Sun, sunscreens, sunburns…

The sun is (or at least should be!) shining, it’s that time of year. And May is Skin Cancer Awareness Month. All in all, it is time to review sun, UV, sunburns and sunscreens. Here are some tips to help you separate fact from fiction when it comes to this burning topic (no pun intended…).

Myth: I don’t need to wear sunscreen on a cloudy day.

Truth: Up to 85% of UV can penetrate light cloud cover

Myth: I have a tan, so I won’t burn.

Truth: Having a tan is only the equivalent of about SPF 4, and does not mean you won’t burn.

Myth: I am young, I don’t need to worry about skin cancer.

Truth:  Melanoma (skin cancer) is the number one cancer seen in ages 25-29

Myth: I need more vitamin D so I shouldn’t wear sunscreen.

Truth: You only need about 10 minutes of sun exposure per day to get enough vitamin D for your wellbeing. (And remember, even with sunscreen on you will get sun exposure).

Myth: Getting just one sunburn won’t really harm my skin.

Truth: A single sunburn in childhood will increase the risk of melanoma. And it can take up to 5 years for the skin to fully recover from a single sunburn!

Myth: Tanning beds are sage.

Truth: UVs matter inside and out; indoor tanning may increase the chance of getting melanoma up to 75%

Myth: Sunscreen will block all UV

Truth: “Sunscreen is not enough” as said Dr. Karen Burke. Remember to layer your antioxidants under your sunscreen, so you have a second line of defense (try our Diode 1 + 2 serums for your face, and our Alexandrite gel for neck and bust for your body).

Other interesting facts about the sun and sunscreens…

UVA versus UVB:

  • UVA damage DNA and lead to skin cancer (damages not initially visible to the naked eye)
  • UVB lead to redness and ultimately wrinkles (the visible sunburn effects)

Chemical versus physical sunscreens:

  • Chemical sunscreens absorb the UV rays. These are typically lighter sunscreens.
  • Physical sunscreens (really known as sunblocks) reflect UV rays. Ingredients such as titanium dioxide and zinc oxide are used in physical sunscreens. The usual “thick, white, sticky” feel of sunscreens comes mostly from physical sunscreens.

Water-resistant versus waterproof sunscreens:

  • Water-resistant sunscreens maintain their SPF levels after 40 minutes of water exposure
  • Waterproof sunscreens maintain their SPF levels after 80 minutes of water exposure

The sun’s reflective powers are great:

  • 17% on sand
  • 80% on snow

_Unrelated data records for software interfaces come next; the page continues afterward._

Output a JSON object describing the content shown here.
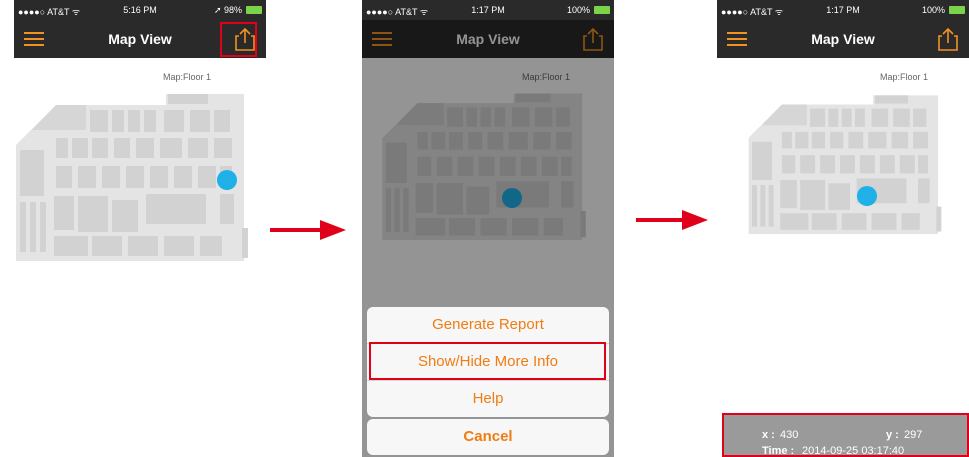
{
  "colors": {
    "accent": "#f39222",
    "navbar": "#2a2a2a",
    "highlight": "#e0001a",
    "location": "#1fb1e8",
    "battery": "#7bd34a",
    "info_panel": "#9a9a9a"
  },
  "icons": {
    "menu": "hamburger-menu-icon",
    "share": "share-icon",
    "location": "location-dot-icon",
    "flow_arrow": "right-arrow-icon"
  },
  "screens": [
    {
      "status": {
        "carrier": "●●●●○ AT&T ᯤ",
        "time": "5:16 PM",
        "battery": "➚ 98%"
      },
      "nav_title": "Map View",
      "floor_label": "Map:Floor 1"
    },
    {
      "status": {
        "carrier": "●●●●○ AT&T ᯤ",
        "time": "1:17 PM",
        "battery": "100%"
      },
      "nav_title": "Map View",
      "floor_label": "Map:Floor 1",
      "action_sheet": {
        "items": [
          "Generate Report",
          "Show/Hide More Info",
          "Help"
        ],
        "cancel": "Cancel"
      }
    },
    {
      "status": {
        "carrier": "●●●●○ AT&T ᯤ",
        "time": "1:17 PM",
        "battery": "100%"
      },
      "nav_title": "Map View",
      "floor_label": "Map:Floor 1",
      "info": {
        "x_label": "x :",
        "x_value": "430",
        "y_label": "y :",
        "y_value": "297",
        "time_label": "Time :",
        "time_value": "2014-09-25 03:17:40"
      }
    }
  ]
}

If you want to learn more about the sunscreens I like, watch this week’s segment on Let’s Talk Live. And remember, no sun is safe sun. And you earn the skin you’re in!

Summer beauty tips

Last night, in our Georgetown showroom, we hosted lovely group of people from the Harvard Club of DC – all alumni of my alma mater who live in the DC region. The goal: networking, enjoying delicious wine and treats, and to discuss summer beauty tips.
Summer… = sun, heat, humidity, “smaller” clothes…
So here goes:

Ada's travel beauty tips

If you know anything about me, you know that I travel a lot. I love to travel, I travel for work, and for business. Some of you have been asking me about my travel beauty tips. So here goes.

Typically, the day before I get on a plane, I will apply our Kantic Mask. It helps to nourish my skin (airplane air is so dehydrating), and gives me a nice glow – i.e. makes me look like I travel less than I do.

Legs, legs, legs

Last night I had a debate with my dear friend Kelly about tights. Or stockings, however you prefer to call them. I love dresses and skirts year round, but I hate tights. So in the winter, my legs are always cold. She was telling me about fabulous cashmere thigh highs… I might have to try those.

Our conversation made me think about legs, and then of course my mind wandered to products, as it always does. And I realized that I use 4 Alchimie Forever products on my legs and feet! While you might think about taking care of your legs during the summer, if you are like me and don’t like tights then you might want to think about them during the winter also. After all, ’tis the season for holiday parties and short cocktail dresses.